Novartis developed the optional digital companion in collaboration with Propeller Health, which includes the Propeller Health app and sensor custom-built for the Breezhaler® device.  The sensor is a CE marked Medical Device, designed and licensed to Novartis for use with the Breezhaler® inhaler worldwide. The sensor includes a microchip, a microphone, Bluetooth capabilities, an antenna and a battery. The sensor does not alter the drug delivery characteristics of the Breezhaler® inhaler itself but produces a recording of each administered dose. Based on the patient’s recorded medication usage, personalized content is presented within the app to help the patient better self-manage their asthma.



  1. Enerzair® Breezhaler® (indacaterol acetate, glycopyrronium bromide and mometasone furoate [IND/GLY/MF]) SmPC.
  2. Data on file
  3. GBD Chronic Respiratory Disease Collaborators. Global, regional, and national deaths, prevalence, disability-adjusted life years, and years lived with disability for chronic obstructive pulmonary disease and asthma. 2017;5(9)691-706.
  4. AAFA. My Life With Asthma Survey Findings Report. Available at: Last accessed July 2020.
  5. Chung KF et al. International ERS/ATS guidelines on definition, evaluation and treatment of severe asthma.
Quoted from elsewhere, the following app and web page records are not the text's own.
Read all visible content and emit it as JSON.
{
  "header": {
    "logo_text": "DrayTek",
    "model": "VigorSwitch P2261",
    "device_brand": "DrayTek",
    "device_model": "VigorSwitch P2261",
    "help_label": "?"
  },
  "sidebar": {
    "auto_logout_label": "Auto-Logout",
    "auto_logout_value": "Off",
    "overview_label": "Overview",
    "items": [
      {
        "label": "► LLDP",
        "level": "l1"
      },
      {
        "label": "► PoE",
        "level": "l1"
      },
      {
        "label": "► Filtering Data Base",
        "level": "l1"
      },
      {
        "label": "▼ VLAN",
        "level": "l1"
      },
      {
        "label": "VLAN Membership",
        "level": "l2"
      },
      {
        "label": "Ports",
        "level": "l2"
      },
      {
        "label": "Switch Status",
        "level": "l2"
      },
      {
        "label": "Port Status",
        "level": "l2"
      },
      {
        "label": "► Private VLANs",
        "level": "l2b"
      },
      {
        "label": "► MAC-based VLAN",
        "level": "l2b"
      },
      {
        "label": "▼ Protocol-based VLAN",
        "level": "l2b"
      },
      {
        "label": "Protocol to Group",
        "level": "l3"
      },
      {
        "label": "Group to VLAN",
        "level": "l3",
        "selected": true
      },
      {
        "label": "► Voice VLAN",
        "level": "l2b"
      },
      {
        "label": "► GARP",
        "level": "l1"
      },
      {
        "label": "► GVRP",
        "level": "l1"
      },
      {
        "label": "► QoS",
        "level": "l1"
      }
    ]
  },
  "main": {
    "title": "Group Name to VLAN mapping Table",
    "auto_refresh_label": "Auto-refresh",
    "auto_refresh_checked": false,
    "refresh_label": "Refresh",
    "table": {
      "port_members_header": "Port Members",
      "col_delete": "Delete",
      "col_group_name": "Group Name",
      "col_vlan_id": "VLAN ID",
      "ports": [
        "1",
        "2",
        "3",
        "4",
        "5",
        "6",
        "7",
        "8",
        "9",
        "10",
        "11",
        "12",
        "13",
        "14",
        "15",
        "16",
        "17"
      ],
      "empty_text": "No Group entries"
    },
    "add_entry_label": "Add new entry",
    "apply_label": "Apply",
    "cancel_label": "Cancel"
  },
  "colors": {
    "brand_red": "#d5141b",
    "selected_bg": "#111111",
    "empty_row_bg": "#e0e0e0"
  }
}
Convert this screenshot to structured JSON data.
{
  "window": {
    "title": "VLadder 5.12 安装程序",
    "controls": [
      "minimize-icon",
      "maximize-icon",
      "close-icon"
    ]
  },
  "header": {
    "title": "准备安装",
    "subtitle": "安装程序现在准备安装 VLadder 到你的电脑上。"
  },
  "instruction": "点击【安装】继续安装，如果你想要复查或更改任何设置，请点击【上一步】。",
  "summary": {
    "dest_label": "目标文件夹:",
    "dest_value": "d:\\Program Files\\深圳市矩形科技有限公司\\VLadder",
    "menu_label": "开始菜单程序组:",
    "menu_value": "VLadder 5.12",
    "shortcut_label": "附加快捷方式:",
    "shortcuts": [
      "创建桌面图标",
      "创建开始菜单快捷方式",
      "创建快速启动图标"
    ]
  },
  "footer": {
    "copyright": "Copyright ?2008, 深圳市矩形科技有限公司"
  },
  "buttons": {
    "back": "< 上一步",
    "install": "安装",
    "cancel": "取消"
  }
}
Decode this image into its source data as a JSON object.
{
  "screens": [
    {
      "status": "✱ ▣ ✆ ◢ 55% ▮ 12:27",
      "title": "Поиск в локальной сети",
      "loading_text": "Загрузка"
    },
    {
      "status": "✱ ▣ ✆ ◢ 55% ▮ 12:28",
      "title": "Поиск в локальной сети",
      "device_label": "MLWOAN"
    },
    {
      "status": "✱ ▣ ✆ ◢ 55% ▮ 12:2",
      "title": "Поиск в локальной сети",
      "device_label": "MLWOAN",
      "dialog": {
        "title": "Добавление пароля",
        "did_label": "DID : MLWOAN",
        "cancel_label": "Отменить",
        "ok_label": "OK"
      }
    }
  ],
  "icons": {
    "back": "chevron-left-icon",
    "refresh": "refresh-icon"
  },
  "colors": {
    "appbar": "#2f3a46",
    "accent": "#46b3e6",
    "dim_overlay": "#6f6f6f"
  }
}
Eur Respir J 2014;43(2):343-73.
  6. Fang J et al. Demographic, clinical characteristics and control status of pediatric, adolescent, and adult asthma patients by GINA Step in a US longitudinal cohort. Am J Resp Crit Care Med 2018;197:A1903
  7. Peters SP et al. Uncontrolled asthma: a review of the prevalence, disease burden and options for treatment. Respir Med 2006;100(7):1139-1151.
  8. Katsaounou P et al. Still Fighting for Breath: a patient survey of the challenges and impact of severe asthma. ERJ Open Res 2018;4(4):00076-2018.
  9. Price D et al. Asthma control and management in 8,000 European patients: the REcognise Asthma and LInk to Symptoms and Experience (REALISE) survey. NPJ Prim Care Respir Med 2014;24:14009.
  10. Price D, et al. Adverse outcomes from initiation of systemic corticosteroids for asthma: long-term observational study. J Asthma Allergy 2018;11:193-204.
  11. Albers FC et al. Biologic treatment eligibility for real-world patients with severe asthma: The IDEAL study. J Asthma 2018;55(2):152-160.
  12. Bourdin A, Halimi L. et al. Adherence in Severe Asthma. Clin Exp Allergy 2012;42(11):1566-74.
  13. Global Initiative for Asthma (GINA). Pocket guide for asthma management and prevention. Available at: Last accessed July 2020.

Enerzair®, Atectura® and Breezhaler® are registered trademarks of Novartis AG.


– ENDS –